When I have gone through times of sadness or anger, two things have brought me comfort—sighs from Scripture and songs.
Sighs are phrases I can repeat over and over, when it feels like that’s all I can get out. And songs include hymns of old and those popular today I want to share them with you in hopes they can comfort you as they have comforted me.
Sighs from Scripture:
- “How long, O Lord?” When you wake up each morning and the burden is still heavy, you want to ask God how long it will go on. How long must I suffer? How long will my loved one be in pain? How long until You make this right? But every person who has asked this question has seen an end and can speak to the hope you hold on to in waiting.
O Lord, how long shall I cry for help, and you will not hear?

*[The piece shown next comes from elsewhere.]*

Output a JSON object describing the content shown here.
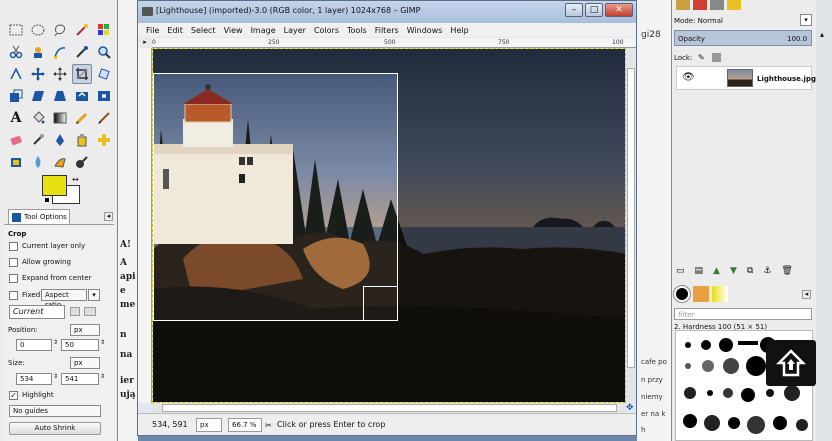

Or cry to you “Violence!” and you will not save? (Habakkuk 1:2)
- “Do you not care?” It’s so easy to think God is absent in times of suffering. Mainstream American Christianity has deceived many into thinking that turning your life over to God means it will be an easy road with heaven waiting at the end. When tragedy hits, you think He has left you. This can’t be what He wants for your life, right? Suffering in this life is a result of sin, and it certainly isn’t what He wanted for any of our lives. He is working every second of the day to draw people to Himself and eventually set right all that is wrong. He cares more than we know.
But he was in the stern, asleep on the cushion. And they woke him and said to him, “Teacher, do you not care that we are perishing?” (Mark 4:38)
- “I cry out!” I’m a little passive-aggressive. Which means when someone asks me what’s wrong, my first response is “Nothing.” But with God, we can be completely honest. We don’t have to hold it in. We can cry out. We can wail. We can soak our pillows with tears or bang on the steering wheel until our fists are bruised. God created us with the capacity to feel many emotions and He can handle them all when we need to express them.
O Lord, God of my salvation; I cry out day and night before you. Let my prayer come before you; incline your ear to my cry! (Psalm 88:1-2)
Whether we’re singing them corporately with our church families or listening to them in a quiet room at home, songs can bring us comfort when we lament. Here are three that helped me hold on to hope.
Our God from Chris Tomlin: “And if our God is for us, then who can be against us?”
Need You Now from Plumb: “Oh I need You, God I need you now.”
“All the while a voice is calling you out of this tomb
When will you realize you are not alone
No matter where you’ve been you are more loved than you know”
Lamenting is healthy and helpful. When trials come, it’s best to cry out to God. He is gracious and good to us, especially in our pain.